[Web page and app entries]
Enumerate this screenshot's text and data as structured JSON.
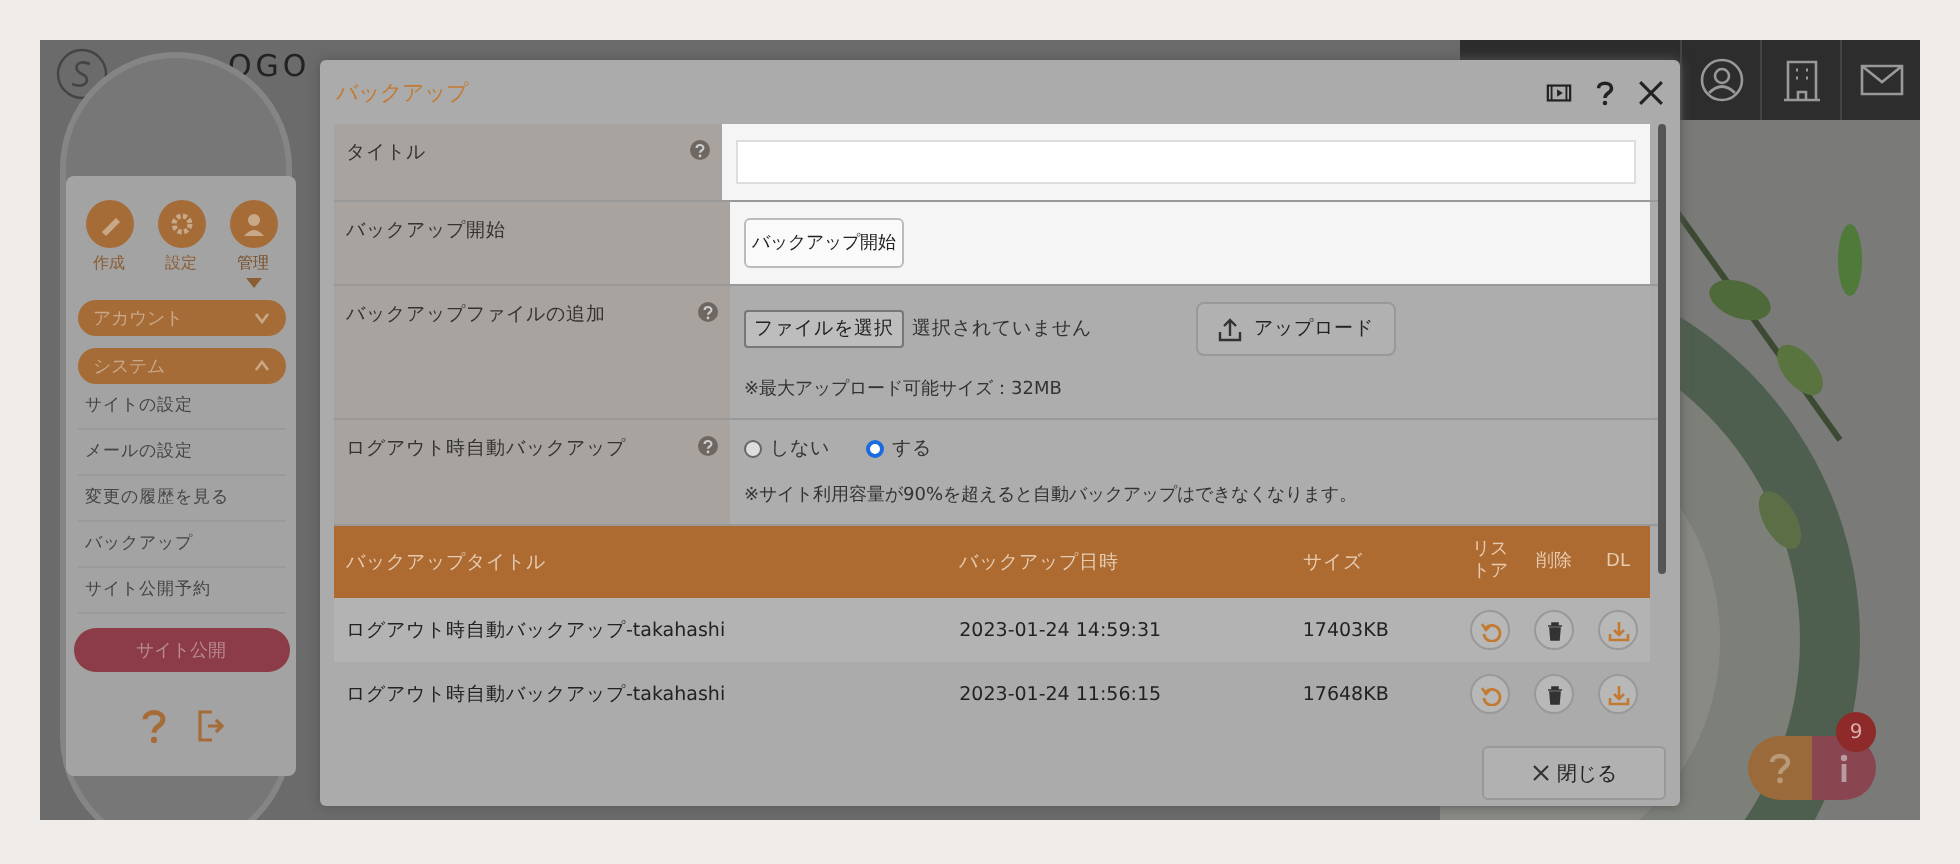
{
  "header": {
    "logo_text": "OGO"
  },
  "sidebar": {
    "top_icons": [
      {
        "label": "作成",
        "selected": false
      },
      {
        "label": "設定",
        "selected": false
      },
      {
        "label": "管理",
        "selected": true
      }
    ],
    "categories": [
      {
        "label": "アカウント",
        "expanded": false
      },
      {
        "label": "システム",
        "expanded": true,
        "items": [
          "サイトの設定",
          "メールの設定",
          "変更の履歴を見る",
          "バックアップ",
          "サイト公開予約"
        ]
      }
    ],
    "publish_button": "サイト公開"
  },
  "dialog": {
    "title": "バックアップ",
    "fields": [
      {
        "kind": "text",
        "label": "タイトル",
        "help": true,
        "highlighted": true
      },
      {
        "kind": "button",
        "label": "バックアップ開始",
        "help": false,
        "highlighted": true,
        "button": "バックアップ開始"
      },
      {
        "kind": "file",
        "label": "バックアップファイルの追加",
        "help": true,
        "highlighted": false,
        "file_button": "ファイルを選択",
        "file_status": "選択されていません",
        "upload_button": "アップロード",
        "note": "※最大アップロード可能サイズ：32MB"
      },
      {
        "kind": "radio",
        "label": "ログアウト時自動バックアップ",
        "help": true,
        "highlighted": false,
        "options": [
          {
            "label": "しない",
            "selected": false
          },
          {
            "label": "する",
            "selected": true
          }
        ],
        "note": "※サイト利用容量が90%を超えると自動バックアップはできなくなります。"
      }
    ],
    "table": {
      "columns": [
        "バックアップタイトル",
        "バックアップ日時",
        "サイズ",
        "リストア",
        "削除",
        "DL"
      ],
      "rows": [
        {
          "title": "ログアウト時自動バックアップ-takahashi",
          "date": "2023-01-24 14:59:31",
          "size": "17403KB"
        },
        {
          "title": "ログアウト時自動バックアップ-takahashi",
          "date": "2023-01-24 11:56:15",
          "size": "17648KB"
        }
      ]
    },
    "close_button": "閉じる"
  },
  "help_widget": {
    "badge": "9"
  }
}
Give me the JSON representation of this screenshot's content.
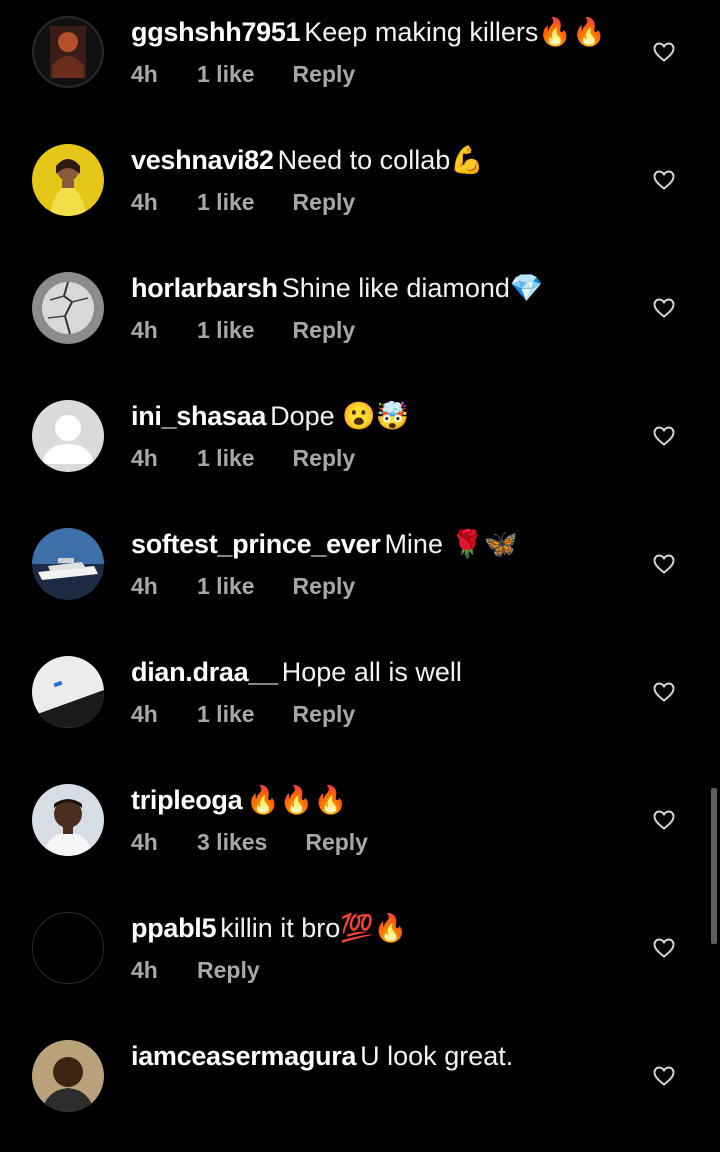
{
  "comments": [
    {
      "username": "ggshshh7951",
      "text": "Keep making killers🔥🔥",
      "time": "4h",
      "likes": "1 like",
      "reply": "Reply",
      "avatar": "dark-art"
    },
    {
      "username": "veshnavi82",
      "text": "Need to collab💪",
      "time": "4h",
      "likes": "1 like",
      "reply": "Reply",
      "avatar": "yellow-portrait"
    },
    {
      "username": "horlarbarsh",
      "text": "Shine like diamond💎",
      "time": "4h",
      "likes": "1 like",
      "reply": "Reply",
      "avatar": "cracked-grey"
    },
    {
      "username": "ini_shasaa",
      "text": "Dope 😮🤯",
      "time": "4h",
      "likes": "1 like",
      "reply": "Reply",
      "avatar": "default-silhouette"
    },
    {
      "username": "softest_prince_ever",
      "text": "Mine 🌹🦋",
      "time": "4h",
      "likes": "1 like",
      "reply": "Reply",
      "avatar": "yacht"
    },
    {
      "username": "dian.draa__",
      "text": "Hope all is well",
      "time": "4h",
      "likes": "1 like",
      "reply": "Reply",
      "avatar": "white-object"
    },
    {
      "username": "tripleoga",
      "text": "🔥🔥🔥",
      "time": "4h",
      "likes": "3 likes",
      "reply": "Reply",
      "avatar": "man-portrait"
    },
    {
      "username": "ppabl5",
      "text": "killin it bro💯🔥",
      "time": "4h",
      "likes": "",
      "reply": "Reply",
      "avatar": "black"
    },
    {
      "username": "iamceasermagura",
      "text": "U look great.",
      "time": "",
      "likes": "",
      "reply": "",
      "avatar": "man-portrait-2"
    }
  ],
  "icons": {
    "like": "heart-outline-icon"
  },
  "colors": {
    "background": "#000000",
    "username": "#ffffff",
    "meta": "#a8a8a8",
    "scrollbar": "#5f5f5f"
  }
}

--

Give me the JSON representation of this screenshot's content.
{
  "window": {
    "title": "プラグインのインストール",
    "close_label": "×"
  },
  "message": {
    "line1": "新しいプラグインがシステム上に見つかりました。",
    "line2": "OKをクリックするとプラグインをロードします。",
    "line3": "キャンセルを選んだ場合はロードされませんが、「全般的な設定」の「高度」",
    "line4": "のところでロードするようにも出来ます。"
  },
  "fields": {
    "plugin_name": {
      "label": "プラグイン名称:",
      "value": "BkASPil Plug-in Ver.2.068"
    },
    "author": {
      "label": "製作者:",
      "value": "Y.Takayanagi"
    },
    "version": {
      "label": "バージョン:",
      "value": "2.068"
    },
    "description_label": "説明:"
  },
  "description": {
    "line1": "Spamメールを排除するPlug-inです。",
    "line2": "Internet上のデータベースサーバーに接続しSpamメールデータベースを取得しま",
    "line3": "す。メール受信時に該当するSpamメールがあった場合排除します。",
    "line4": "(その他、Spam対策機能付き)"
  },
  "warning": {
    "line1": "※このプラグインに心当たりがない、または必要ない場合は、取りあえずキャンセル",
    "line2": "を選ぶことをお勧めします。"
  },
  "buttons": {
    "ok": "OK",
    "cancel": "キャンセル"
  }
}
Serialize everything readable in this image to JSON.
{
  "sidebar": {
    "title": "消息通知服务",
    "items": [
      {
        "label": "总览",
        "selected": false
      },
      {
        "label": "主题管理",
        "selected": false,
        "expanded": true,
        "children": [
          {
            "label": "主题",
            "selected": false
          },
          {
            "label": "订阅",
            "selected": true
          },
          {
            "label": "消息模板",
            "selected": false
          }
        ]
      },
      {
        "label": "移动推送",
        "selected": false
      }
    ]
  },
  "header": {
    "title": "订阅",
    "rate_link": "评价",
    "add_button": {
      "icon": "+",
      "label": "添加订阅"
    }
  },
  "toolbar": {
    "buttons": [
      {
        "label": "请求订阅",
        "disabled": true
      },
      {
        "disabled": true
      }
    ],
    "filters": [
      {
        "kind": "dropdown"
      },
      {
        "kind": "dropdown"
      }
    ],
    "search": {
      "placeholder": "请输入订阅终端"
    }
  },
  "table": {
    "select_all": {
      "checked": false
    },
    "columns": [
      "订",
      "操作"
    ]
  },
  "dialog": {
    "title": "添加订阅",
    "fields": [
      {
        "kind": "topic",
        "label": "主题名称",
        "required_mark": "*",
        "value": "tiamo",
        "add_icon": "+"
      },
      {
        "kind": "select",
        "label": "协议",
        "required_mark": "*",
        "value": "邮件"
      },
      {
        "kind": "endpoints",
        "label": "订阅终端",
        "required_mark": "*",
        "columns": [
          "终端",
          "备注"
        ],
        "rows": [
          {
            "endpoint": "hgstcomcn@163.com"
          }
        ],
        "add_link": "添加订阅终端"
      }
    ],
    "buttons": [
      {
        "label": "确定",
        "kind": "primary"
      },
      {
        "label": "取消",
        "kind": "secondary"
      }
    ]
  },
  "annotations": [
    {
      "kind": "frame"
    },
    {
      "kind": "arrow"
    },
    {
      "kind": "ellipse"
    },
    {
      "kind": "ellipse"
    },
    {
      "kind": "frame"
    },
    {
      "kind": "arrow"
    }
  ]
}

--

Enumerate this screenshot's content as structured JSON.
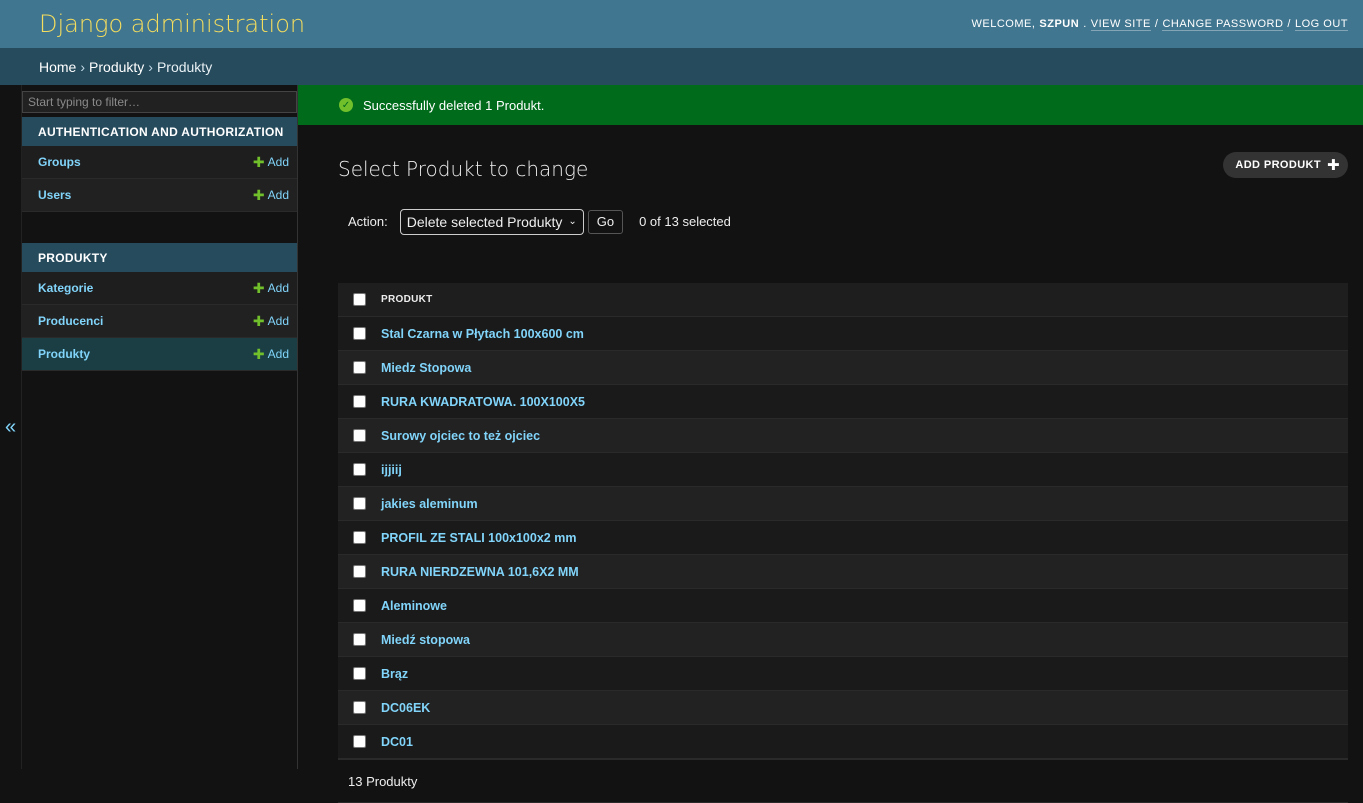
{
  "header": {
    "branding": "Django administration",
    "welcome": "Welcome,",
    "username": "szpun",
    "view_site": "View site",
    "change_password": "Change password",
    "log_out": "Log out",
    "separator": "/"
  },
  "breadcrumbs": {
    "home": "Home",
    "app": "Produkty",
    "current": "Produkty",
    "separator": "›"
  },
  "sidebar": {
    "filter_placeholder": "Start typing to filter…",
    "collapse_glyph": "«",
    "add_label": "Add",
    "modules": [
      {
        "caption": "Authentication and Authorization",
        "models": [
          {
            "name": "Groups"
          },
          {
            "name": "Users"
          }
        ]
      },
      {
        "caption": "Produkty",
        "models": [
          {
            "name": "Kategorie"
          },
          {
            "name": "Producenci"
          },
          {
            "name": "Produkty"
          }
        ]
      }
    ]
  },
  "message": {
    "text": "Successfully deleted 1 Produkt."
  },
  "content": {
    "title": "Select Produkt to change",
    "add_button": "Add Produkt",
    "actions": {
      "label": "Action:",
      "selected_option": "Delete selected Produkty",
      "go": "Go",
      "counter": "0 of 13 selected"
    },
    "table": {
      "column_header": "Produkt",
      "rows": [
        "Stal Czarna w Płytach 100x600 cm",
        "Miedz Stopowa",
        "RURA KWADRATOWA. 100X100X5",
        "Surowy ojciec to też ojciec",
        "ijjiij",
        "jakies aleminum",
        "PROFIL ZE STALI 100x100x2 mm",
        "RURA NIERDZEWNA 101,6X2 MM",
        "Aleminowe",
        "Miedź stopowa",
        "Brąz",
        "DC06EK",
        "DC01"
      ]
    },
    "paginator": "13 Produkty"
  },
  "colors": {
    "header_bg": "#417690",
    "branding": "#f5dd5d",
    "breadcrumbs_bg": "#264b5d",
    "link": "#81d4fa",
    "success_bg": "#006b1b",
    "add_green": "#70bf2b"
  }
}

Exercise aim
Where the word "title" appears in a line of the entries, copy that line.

Response
    "title": "バックアップ",
          "title": "ログアウト時自動バックアップ-takahashi",
          "title": "ログアウト時自動バックアップ-takahashi",
    "title": "プラグインのインストール",
    "title": "消息通知服务",
    "title": "订阅",
    "title": "添加订阅",
    "title": "Select Produkt to change",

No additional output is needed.